PROVIDED RECORDS:
* * * * * * * * *
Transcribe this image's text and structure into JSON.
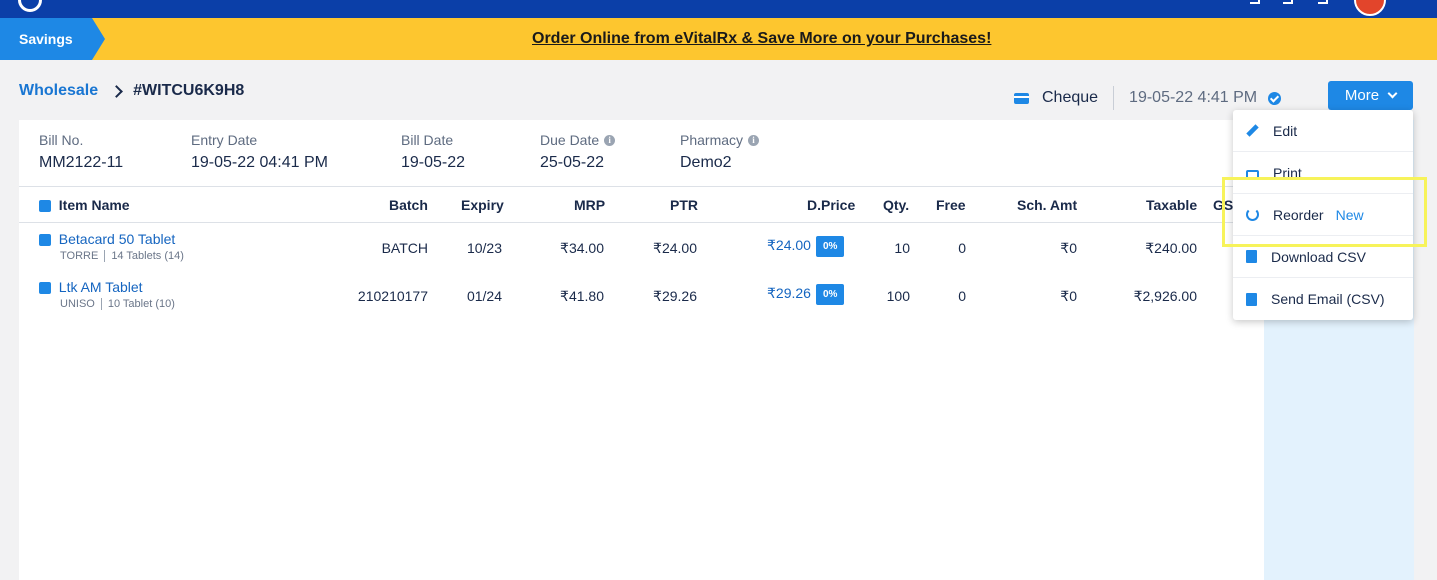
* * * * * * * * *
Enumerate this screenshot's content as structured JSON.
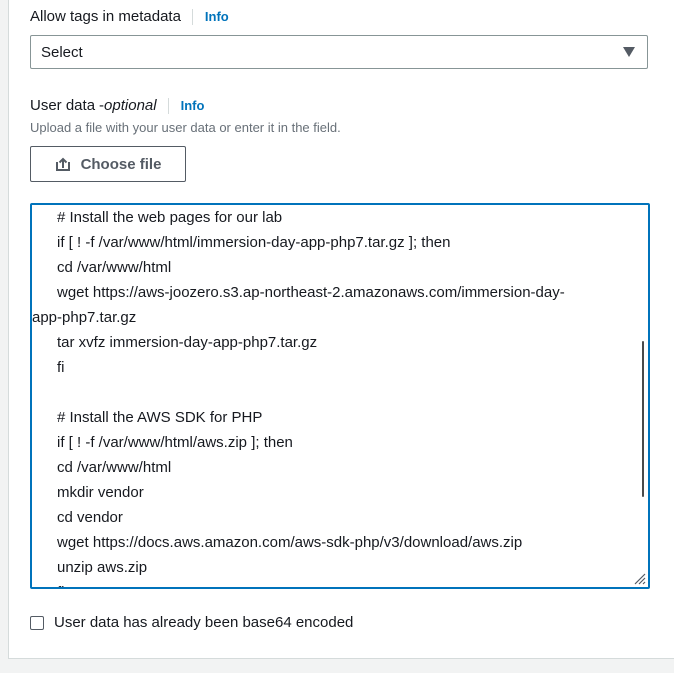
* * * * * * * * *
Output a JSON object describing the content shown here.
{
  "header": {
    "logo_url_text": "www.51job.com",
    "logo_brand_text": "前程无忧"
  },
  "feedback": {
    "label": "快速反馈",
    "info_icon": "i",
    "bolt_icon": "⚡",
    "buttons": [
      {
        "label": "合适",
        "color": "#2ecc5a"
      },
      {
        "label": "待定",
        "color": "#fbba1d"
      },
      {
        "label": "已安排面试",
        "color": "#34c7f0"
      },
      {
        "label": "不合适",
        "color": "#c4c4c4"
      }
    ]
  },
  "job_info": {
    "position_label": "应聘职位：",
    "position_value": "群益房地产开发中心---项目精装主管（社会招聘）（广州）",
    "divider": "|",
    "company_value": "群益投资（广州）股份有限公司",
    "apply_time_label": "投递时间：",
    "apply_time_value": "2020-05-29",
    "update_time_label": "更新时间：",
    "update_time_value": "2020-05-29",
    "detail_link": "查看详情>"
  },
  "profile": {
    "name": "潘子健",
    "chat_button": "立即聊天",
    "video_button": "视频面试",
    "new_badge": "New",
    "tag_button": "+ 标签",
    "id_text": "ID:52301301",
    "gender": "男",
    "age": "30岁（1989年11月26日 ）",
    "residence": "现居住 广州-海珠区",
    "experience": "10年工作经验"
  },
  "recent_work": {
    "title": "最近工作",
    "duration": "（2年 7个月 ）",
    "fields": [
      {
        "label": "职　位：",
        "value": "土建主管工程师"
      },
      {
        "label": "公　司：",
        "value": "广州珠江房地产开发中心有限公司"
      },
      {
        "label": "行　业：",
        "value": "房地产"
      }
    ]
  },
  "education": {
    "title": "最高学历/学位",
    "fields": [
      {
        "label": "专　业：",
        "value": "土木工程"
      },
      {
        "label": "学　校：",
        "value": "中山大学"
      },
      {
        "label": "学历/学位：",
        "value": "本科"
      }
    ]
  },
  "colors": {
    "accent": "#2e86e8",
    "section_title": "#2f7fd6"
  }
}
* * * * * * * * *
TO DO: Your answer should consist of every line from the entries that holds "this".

WRITTEN RESPONSE:
Transcribe this image's text and structure into JSON.
Enumerate this screenshot's content as structured JSON.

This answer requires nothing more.